[Entries taken from a collection]
- - -

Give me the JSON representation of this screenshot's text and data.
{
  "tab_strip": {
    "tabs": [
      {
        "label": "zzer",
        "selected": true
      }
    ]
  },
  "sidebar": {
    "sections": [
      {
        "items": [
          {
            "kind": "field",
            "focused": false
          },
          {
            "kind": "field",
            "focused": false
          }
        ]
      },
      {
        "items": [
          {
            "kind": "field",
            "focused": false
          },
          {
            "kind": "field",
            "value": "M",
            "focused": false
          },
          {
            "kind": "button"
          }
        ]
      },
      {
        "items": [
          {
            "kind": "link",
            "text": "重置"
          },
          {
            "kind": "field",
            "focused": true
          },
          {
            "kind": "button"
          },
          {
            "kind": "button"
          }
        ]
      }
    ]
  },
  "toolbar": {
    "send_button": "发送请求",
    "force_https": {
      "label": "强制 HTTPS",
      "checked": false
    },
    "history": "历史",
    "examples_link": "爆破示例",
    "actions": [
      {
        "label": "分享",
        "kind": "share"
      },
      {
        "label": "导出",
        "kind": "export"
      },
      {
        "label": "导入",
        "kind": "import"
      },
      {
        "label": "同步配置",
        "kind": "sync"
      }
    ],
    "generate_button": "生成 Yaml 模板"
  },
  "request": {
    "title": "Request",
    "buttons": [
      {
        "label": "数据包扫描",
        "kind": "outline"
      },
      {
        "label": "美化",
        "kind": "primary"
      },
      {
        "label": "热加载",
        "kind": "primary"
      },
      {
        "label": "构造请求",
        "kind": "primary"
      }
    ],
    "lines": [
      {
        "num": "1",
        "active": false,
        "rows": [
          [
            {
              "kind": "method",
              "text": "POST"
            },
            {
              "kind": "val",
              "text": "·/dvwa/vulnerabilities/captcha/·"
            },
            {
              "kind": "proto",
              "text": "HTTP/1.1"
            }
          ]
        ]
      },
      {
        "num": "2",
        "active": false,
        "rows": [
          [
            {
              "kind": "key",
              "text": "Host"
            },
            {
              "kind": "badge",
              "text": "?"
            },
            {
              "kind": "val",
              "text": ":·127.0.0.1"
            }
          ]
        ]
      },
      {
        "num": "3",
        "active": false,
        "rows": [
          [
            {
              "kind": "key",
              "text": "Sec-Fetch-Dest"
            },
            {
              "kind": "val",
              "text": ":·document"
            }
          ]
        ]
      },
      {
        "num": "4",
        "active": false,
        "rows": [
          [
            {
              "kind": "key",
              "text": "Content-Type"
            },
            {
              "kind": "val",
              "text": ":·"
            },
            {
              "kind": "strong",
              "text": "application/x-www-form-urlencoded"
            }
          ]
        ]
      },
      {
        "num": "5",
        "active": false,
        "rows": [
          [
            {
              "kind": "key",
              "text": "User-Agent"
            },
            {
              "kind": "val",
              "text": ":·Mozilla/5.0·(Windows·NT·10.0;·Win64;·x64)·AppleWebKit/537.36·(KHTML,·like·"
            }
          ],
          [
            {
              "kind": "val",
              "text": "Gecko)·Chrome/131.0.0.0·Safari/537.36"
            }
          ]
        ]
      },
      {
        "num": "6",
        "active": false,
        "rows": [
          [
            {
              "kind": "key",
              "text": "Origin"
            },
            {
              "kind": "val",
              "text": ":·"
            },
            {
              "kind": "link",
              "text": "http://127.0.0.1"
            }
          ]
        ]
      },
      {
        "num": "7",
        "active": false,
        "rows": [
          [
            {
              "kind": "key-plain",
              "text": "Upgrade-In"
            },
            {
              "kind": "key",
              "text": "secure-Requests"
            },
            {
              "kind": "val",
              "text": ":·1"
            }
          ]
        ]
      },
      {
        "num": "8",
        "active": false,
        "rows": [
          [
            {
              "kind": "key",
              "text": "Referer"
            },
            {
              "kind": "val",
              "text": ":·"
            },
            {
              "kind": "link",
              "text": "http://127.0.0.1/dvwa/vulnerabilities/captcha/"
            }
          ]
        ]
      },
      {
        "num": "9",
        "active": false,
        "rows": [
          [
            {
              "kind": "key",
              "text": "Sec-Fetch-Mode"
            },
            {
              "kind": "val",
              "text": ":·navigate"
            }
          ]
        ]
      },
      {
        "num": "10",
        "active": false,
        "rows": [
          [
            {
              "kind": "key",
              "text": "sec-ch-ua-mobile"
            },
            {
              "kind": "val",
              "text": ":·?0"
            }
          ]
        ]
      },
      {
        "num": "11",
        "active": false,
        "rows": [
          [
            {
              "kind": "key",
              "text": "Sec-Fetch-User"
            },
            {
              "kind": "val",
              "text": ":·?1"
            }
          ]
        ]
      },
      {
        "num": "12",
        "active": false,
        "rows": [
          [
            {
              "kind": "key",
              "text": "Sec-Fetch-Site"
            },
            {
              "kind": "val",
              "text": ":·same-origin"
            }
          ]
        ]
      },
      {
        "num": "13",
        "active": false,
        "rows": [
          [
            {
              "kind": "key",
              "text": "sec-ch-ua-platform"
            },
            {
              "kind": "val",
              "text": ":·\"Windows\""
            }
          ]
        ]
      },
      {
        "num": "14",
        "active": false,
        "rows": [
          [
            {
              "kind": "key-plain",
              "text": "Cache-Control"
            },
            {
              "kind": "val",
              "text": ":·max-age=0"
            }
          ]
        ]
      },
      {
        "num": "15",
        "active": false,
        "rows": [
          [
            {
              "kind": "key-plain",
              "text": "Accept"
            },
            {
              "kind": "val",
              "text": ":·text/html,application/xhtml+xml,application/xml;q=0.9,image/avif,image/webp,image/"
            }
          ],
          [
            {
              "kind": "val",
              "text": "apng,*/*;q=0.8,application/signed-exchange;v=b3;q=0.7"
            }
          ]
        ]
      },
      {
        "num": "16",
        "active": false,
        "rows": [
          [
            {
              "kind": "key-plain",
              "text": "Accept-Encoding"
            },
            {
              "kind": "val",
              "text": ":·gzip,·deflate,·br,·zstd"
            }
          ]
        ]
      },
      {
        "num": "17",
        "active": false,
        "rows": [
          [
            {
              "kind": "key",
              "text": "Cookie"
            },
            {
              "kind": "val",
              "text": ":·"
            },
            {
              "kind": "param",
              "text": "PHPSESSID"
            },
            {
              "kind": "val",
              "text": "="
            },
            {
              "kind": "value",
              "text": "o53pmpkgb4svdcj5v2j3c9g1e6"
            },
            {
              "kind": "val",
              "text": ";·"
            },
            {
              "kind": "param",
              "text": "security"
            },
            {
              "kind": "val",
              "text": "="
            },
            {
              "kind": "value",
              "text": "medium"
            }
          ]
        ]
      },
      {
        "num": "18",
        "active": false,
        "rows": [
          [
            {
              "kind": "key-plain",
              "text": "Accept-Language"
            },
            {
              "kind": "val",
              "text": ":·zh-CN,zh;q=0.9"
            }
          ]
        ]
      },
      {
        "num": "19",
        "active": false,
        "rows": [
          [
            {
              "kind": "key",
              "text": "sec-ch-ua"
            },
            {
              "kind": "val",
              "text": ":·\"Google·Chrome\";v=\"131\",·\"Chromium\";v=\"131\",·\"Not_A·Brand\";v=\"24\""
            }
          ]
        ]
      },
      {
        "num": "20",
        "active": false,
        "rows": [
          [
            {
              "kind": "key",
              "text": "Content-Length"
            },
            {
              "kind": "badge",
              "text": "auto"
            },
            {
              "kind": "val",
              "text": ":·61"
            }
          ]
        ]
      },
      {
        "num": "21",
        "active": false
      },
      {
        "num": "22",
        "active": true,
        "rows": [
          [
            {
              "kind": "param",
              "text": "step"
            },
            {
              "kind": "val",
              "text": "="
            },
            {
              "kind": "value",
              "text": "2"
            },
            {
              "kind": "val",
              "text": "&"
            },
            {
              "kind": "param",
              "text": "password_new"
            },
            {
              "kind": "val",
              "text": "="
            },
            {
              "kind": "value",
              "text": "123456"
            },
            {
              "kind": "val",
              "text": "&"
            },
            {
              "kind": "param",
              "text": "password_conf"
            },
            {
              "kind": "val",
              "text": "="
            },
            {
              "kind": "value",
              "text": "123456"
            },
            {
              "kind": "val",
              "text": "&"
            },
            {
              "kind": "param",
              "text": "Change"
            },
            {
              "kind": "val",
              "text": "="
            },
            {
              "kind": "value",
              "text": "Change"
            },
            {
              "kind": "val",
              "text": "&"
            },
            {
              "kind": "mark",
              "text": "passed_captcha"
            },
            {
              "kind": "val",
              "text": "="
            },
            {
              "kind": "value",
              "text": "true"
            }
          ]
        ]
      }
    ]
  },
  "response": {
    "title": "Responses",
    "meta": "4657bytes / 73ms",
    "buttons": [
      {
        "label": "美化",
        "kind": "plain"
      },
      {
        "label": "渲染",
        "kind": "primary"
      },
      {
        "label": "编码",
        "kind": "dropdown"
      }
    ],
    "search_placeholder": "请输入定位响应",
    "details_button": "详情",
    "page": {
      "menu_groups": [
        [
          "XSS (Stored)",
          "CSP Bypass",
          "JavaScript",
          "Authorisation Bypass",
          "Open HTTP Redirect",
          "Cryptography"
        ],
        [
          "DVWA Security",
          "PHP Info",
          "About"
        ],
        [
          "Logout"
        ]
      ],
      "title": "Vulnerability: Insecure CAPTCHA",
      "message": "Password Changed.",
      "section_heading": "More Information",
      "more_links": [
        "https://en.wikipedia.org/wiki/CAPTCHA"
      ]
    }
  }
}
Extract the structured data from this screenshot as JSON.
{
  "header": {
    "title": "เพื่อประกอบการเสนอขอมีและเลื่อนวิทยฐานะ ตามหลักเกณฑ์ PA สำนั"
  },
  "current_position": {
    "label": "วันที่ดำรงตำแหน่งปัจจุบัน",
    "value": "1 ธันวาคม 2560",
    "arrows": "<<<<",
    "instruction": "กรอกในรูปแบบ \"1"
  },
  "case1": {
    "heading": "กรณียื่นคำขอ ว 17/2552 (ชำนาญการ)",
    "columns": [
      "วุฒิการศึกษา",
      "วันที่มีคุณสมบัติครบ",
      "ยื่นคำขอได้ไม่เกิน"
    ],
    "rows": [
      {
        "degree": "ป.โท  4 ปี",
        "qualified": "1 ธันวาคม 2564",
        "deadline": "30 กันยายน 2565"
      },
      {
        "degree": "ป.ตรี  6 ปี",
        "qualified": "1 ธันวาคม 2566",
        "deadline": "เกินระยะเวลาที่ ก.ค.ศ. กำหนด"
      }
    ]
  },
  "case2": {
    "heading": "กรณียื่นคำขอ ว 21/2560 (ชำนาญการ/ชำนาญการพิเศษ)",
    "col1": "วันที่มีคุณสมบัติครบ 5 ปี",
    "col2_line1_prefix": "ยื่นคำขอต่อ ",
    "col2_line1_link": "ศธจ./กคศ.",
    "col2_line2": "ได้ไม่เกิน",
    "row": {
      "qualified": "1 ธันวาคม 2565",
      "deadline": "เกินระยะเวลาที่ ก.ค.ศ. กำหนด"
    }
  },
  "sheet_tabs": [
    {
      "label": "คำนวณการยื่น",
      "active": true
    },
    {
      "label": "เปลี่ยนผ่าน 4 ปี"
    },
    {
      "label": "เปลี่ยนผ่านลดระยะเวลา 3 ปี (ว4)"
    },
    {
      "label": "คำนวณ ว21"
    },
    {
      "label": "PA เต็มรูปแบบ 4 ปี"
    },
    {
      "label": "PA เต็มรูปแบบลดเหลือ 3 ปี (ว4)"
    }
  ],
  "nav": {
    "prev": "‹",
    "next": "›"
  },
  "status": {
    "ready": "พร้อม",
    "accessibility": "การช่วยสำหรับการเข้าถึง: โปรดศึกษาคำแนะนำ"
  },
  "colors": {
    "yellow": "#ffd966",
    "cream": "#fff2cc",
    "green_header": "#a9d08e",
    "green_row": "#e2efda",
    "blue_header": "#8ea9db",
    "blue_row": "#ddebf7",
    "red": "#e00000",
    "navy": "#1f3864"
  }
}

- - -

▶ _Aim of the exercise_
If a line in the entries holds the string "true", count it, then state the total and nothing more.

▶ _Response to the exercise_
5